[What is needed] Give the number of lines in the listing that contain "JSON", with no other words.

Material for the task Start Marker

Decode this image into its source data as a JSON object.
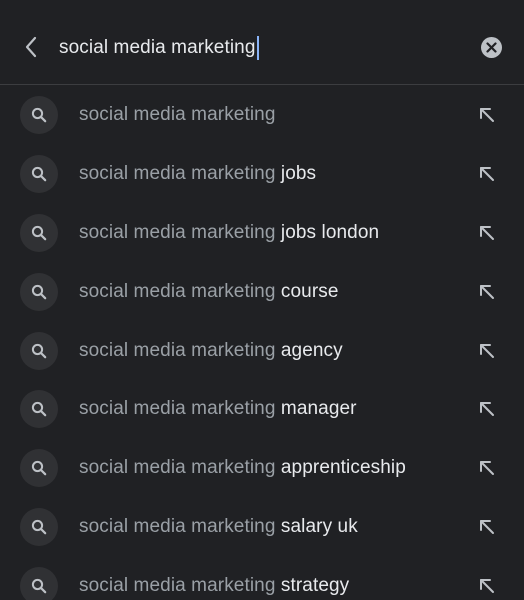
{
  "search": {
    "query": "social media marketing"
  },
  "icons": {
    "back": "chevron-left-icon",
    "clear": "clear-circle-icon",
    "suggestion": "search-icon",
    "fill": "arrow-up-left-icon"
  },
  "colors": {
    "background": "#202124",
    "prefix_text": "#9aa0a6",
    "completion_text": "#e8eaed",
    "caret": "#8ab4f8"
  },
  "suggestions": [
    {
      "prefix": "social media marketing",
      "completion": ""
    },
    {
      "prefix": "social media marketing",
      "completion": " jobs"
    },
    {
      "prefix": "social media marketing",
      "completion": " jobs london"
    },
    {
      "prefix": "social media marketing",
      "completion": " course"
    },
    {
      "prefix": "social media marketing",
      "completion": " agency"
    },
    {
      "prefix": "social media marketing",
      "completion": " manager"
    },
    {
      "prefix": "social media marketing",
      "completion": " apprenticeship"
    },
    {
      "prefix": "social media marketing",
      "completion": " salary uk"
    },
    {
      "prefix": "social media marketing",
      "completion": " strategy"
    }
  ]
}
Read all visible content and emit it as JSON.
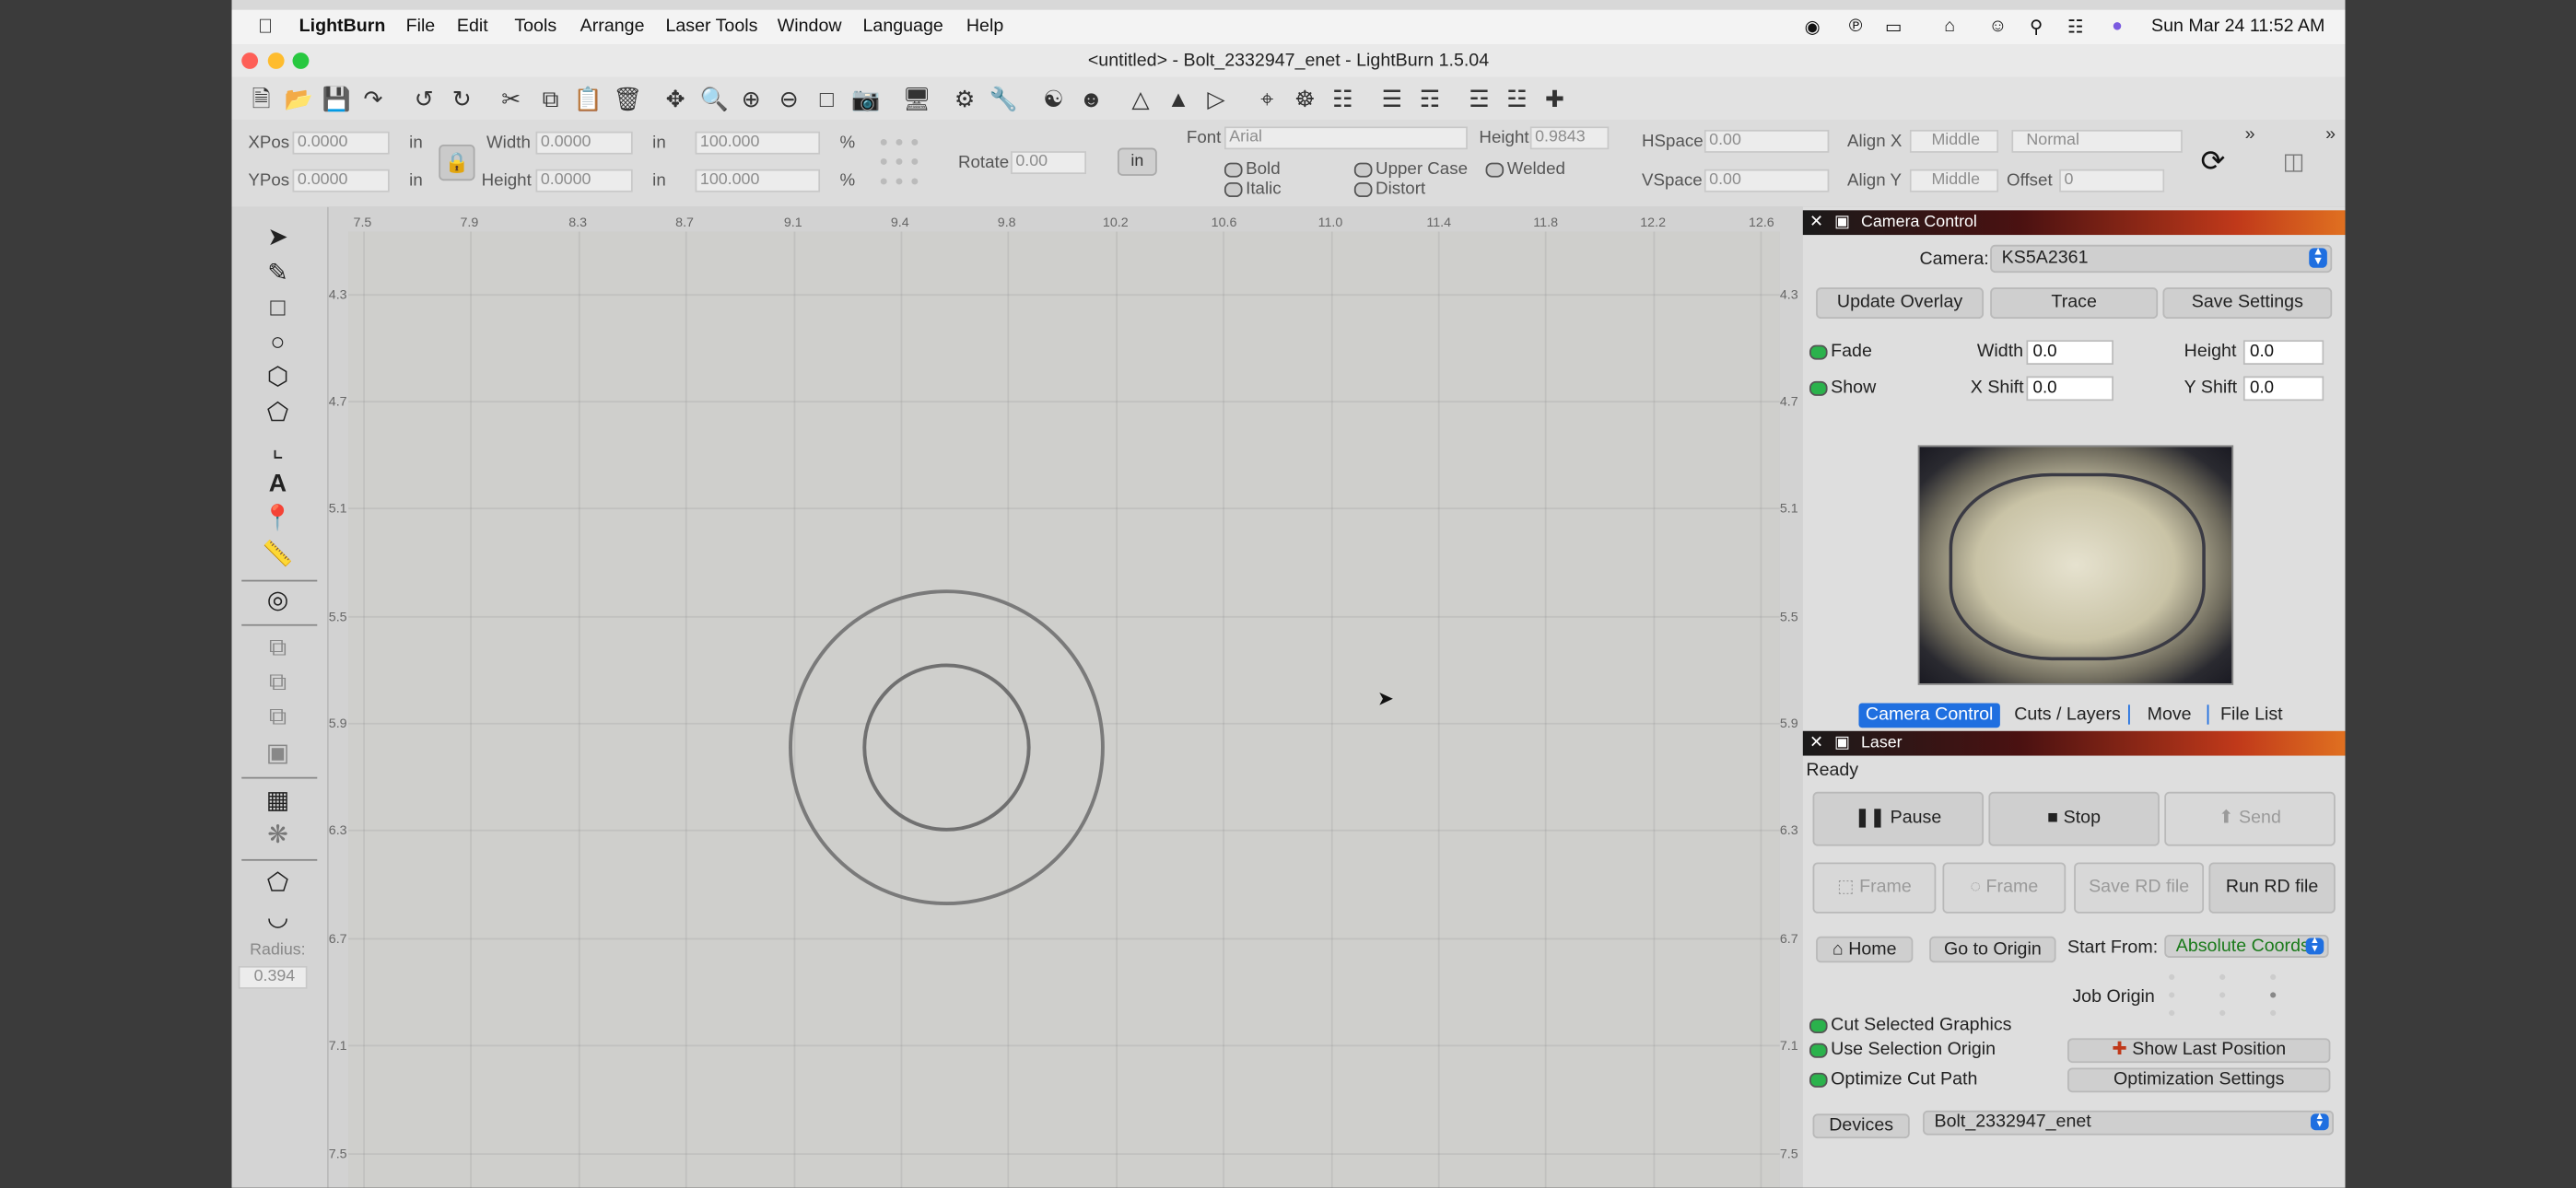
{
  "menubar": {
    "app_name": "LightBurn",
    "menus": [
      "File",
      "Edit",
      "Tools",
      "Arrange",
      "Laser Tools",
      "Window",
      "Language",
      "Help"
    ],
    "clock": "Sun Mar 24  11:52 AM"
  },
  "window": {
    "title": "<untitled> - Bolt_2332947_enet - LightBurn 1.5.04"
  },
  "toolbar_props": {
    "xpos_label": "XPos",
    "xpos_value": "0.0000",
    "ypos_label": "YPos",
    "ypos_value": "0.0000",
    "unit_in": "in",
    "width_label": "Width",
    "width_value": "0.0000",
    "height_label": "Height",
    "height_value": "0.0000",
    "scale_w": "100.000",
    "scale_h": "100.000",
    "percent": "%",
    "rotate_label": "Rotate",
    "rotate_value": "0.00",
    "in_button": "in",
    "font_label": "Font",
    "font_value": "Arial",
    "font_height_label": "Height",
    "font_height_value": "0.9843",
    "bold": "Bold",
    "italic": "Italic",
    "upper_case": "Upper Case",
    "distort": "Distort",
    "welded": "Welded",
    "hspace_label": "HSpace",
    "hspace_value": "0.00",
    "vspace_label": "VSpace",
    "vspace_value": "0.00",
    "alignx_label": "Align X",
    "alignx_value": "Middle",
    "aligny_label": "Align Y",
    "aligny_value": "Middle",
    "normal_value": "Normal",
    "offset_label": "Offset",
    "offset_value": "0"
  },
  "left_tools": {
    "radius_label": "Radius:",
    "radius_value": "0.394"
  },
  "rulers": {
    "top": [
      "7.5",
      "7.9",
      "8.3",
      "8.7",
      "9.1",
      "9.4",
      "9.8",
      "10.2",
      "10.6",
      "11.0",
      "11.4",
      "11.8",
      "12.2",
      "12.6"
    ],
    "left": [
      "4.3",
      "4.7",
      "5.1",
      "5.5",
      "5.9",
      "6.3",
      "6.7",
      "7.1",
      "7.5"
    ]
  },
  "camera_control": {
    "header": "Camera Control",
    "camera_label": "Camera:",
    "camera_value": "KS5A2361",
    "update_overlay": "Update Overlay",
    "trace": "Trace",
    "save_settings": "Save Settings",
    "fade": "Fade",
    "show": "Show",
    "width_label": "Width",
    "width_value": "0.0",
    "height_label": "Height",
    "height_value": "0.0",
    "xshift_label": "X Shift",
    "xshift_value": "0.0",
    "yshift_label": "Y Shift",
    "yshift_value": "0.0",
    "tabs": [
      "Camera Control",
      "Cuts / Layers",
      "Move",
      "File List"
    ],
    "active_tab": "Camera Control"
  },
  "laser": {
    "header": "Laser",
    "status": "Ready",
    "pause": "Pause",
    "stop": "Stop",
    "send": "Send",
    "frame1": "Frame",
    "frame2": "Frame",
    "save_rd": "Save RD file",
    "run_rd": "Run RD file",
    "home": "Home",
    "go_to_origin": "Go to Origin",
    "start_from_label": "Start From:",
    "start_from_value": "Absolute Coords",
    "job_origin": "Job Origin",
    "cut_selected": "Cut Selected Graphics",
    "use_selection_origin": "Use Selection Origin",
    "optimize_cut_path": "Optimize Cut Path",
    "show_last_position": "Show Last Position",
    "optimization_settings": "Optimization Settings",
    "devices": "Devices",
    "device_value": "Bolt_2332947_enet"
  },
  "colors": {
    "accent_blue": "#1f6fe0",
    "toggle_green": "#2bb24c",
    "header_gradient_end": "#e07020"
  }
}
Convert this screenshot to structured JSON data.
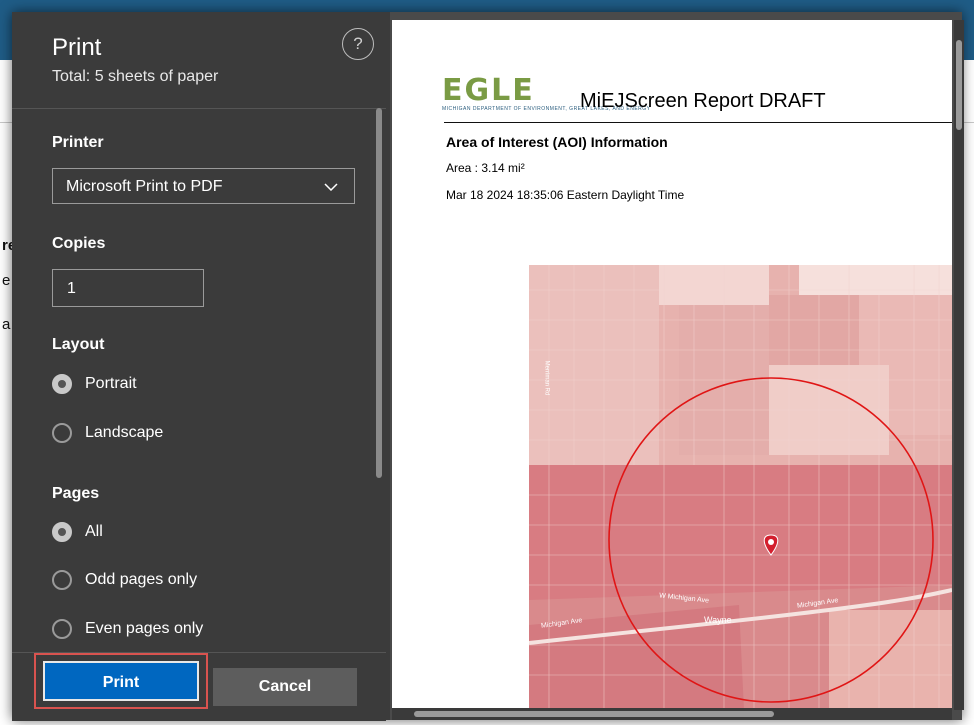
{
  "background": {
    "fragments": [
      "re",
      "e",
      "a"
    ]
  },
  "print_panel": {
    "title": "Print",
    "subtitle": "Total: 5 sheets of paper",
    "help_symbol": "?",
    "printer": {
      "label": "Printer",
      "selected": "Microsoft Print to PDF"
    },
    "copies": {
      "label": "Copies",
      "value": "1"
    },
    "layout": {
      "label": "Layout",
      "options": [
        {
          "label": "Portrait",
          "selected": true
        },
        {
          "label": "Landscape",
          "selected": false
        }
      ]
    },
    "pages": {
      "label": "Pages",
      "options": [
        {
          "label": "All",
          "selected": true
        },
        {
          "label": "Odd pages only",
          "selected": false
        },
        {
          "label": "Even pages only",
          "selected": false
        }
      ]
    },
    "buttons": {
      "print": "Print",
      "cancel": "Cancel"
    }
  },
  "preview": {
    "logo_text": "EGLE",
    "logo_sub": "MICHIGAN DEPARTMENT OF ENVIRONMENT, GREAT LAKES, AND ENERGY",
    "report_title": "MiEJScreen Report DRAFT",
    "aoi_heading": "Area of Interest (AOI) Information",
    "area": "Area : 3.14 mi²",
    "datetime": "Mar 18 2024 18:35:06 Eastern Daylight Time",
    "map_labels": {
      "road_left": "Michigan Ave",
      "road_mid": "W Michigan Ave",
      "road_right": "Michigan Ave",
      "place": "Wayne",
      "vertical_road": "Merriman Rd"
    }
  },
  "colors": {
    "accent": "#0067c0",
    "highlight": "#d9534f",
    "panel": "#3b3b3b",
    "map_pin": "#d31f2e",
    "aoi_circle": "#e01515"
  }
}
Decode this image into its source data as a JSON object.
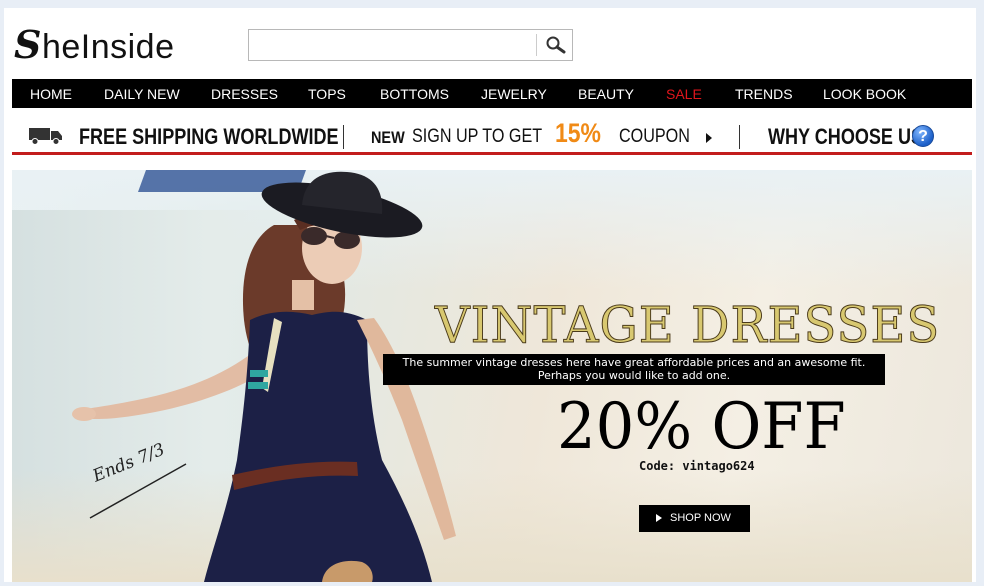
{
  "header": {
    "logo_initial": "S",
    "logo_rest": "heInside",
    "search": {
      "value": "",
      "placeholder": ""
    }
  },
  "nav": {
    "items": [
      {
        "label": "HOME"
      },
      {
        "label": "DAILY NEW"
      },
      {
        "label": "DRESSES"
      },
      {
        "label": "TOPS"
      },
      {
        "label": "BOTTOMS"
      },
      {
        "label": "JEWELRY"
      },
      {
        "label": "BEAUTY"
      },
      {
        "label": "SALE"
      },
      {
        "label": "TRENDS"
      },
      {
        "label": "LOOK BOOK"
      }
    ],
    "sale_color": "#e0151c"
  },
  "promo": {
    "free_shipping": "FREE SHIPPING WORLDWIDE",
    "new_label": "NEW",
    "signup_text": "SIGN UP TO GET",
    "percent": "15%",
    "coupon": "COUPON",
    "why_choose": "WHY CHOOSE US",
    "help_icon": "?",
    "accent_color": "#f08a16",
    "line_color": "#c21c1c"
  },
  "banner": {
    "title": "VINTAGE DRESSES",
    "description_line1": "The summer vintage dresses here have great affordable prices and an awesome fit.",
    "description_line2": "Perhaps  you would like to add one.",
    "discount": "20% OFF",
    "code": "Code: vintago624",
    "shop_button": "SHOP NOW",
    "ends": "Ends 7/3"
  }
}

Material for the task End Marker

[Solution to this task] 4